Those words hurt just as much today as they did 17 years ago. I could never have imagined what would come next. My first visit to the Pediatric Oncology Clinic at Children's Hospital of Philadelphia was so scary. I really thought I was not supposed to be there. How could I explain to my beautiful little boy why all of these children there were bald, missing arms, legs and eyes? Matthew went through several surgeries, chemotherapy, bone marrow aspirations, blood transfusions, radiation, and two stem-cell transplants...which meant that he could not leave his room for 30 days each time. His life as he knew it would be forever changed, and so would mine.
Spending holidays and birthdays in a hospital wasn't the plan. Neither was having him learn to ride a bike in a hospital. I had enough of him not being able to be a child. I brought a bike with training wheels so he could ride the halls of the hospital on that rather than in a wheel chair or bed. It would be the first and last time he rode that Spider-Man bike.
When you realize this will be your reality, you're overwhelmed and you become a very different person. Spending 2 years in and out of treatments, you begin to question why? I'll never have answers. On the morning of January 14, 2001, my beautiful and perfect little boy would take his last breath, I remember the nurse coming in and out of the room, the sounds of the heart monitor as his heart slowed down, he was grabbing at his chest, and I would rub his head and kiss him, being careful not to let him see me beginning to crack. His body went limp in my arms, I looked at his father and thought, we were here to welcome him into the world, and we are here as he is leaving it. I remember holding his body for hours until I was forced to let go of him.

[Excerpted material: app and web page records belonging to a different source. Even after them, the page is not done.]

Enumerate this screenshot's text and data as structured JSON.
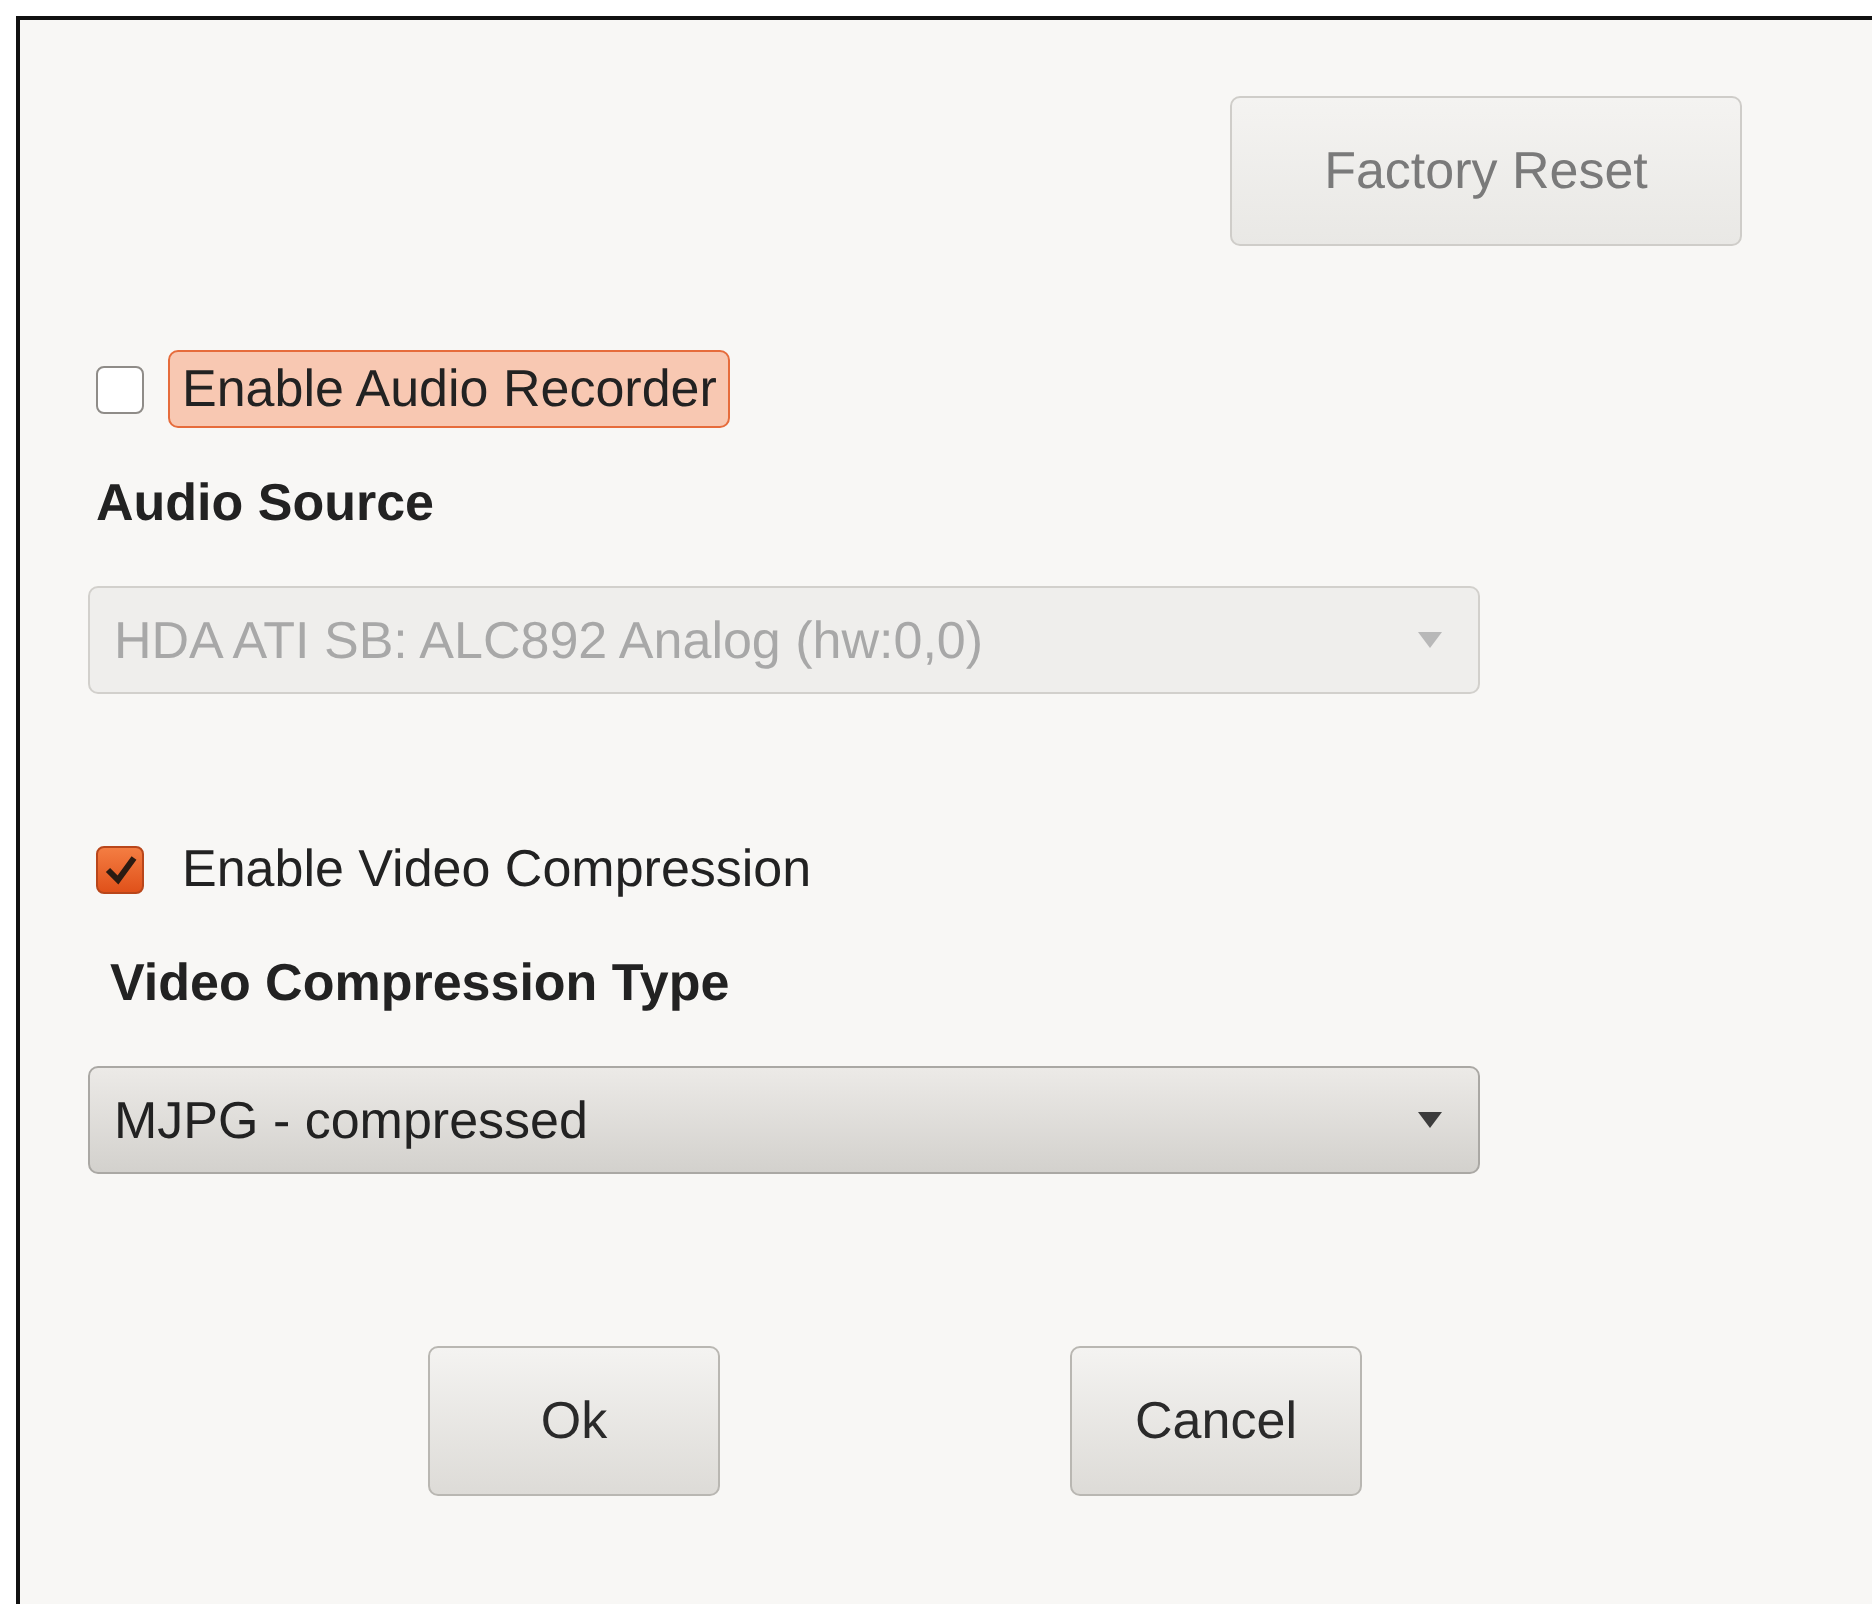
{
  "factory_reset": {
    "label": "Factory Reset",
    "disabled": true
  },
  "audio_recorder": {
    "label": "Enable Audio Recorder",
    "checked": false,
    "focused": true
  },
  "audio_source": {
    "label": "Audio Source",
    "value": "HDA ATI SB: ALC892 Analog (hw:0,0)",
    "disabled": true
  },
  "video_compression": {
    "label": "Enable Video Compression",
    "checked": true,
    "focused": false
  },
  "compression_type": {
    "label": "Video Compression Type",
    "value": "MJPG - compressed",
    "disabled": false
  },
  "buttons": [
    {
      "label": "Ok"
    },
    {
      "label": "Cancel"
    }
  ]
}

To have to go home and tell his siblings why he didn't come home with us was heartbreaking. Planning a funeral, picking out a casket and clothes for him to be buried in, picking photos for a memorial video...none of this was supposed to happen, but it did.
Time DOES NOT HEAL ALL WOUNDS!!! I always hate when people say that because it truly doesn't. Time only allows me a different way of dealing with it each and every day. You're never "healed" when you're holding your child as they take their last breath, NEVER.
I am missing his laugh, his smile, his demand for bacon at 2 am. I miss his giggle. I miss him snuggling with me. I miss everything about Matthew. Some days are harder than others. Losing him shaped me into a different person, I've learned to pick and choose my battles wisely. I've learned to truly appreciate the small things in life. I've learned that I have no tolerance for people who have everything but yet choose to complain about the small things (like materialistic kind of things).
I put a smile on my face, because that's what people want to see. They don't want to see me crying uncontrollably as I hold onto the baby blanket that I brought him home in, the plaster hands of his that were made from his lifeless body that I keep in a curio cabinet, because I'm afraid they will break, or the boxes of his toys and clothes that catch my tears.
So here we are, weeks away from what would be his 21st birthday on October 16th. I still wonder what sport he'd be playing? Would he have loved school? Who would be his first love? So many questions. But I'll never know those answers. Why does everyone forget about Pediatric Cancer Awareness month? Why can't I find anything gold for awareness in stores? Why don't schools and pro football teams go gold? Why isn't there a cure for cancer yet? Don't wait till it happens to you to become aware. You can't get cancer from spreading awareness, but someone could be helped because you did.
-written by Matthew's mom, Christina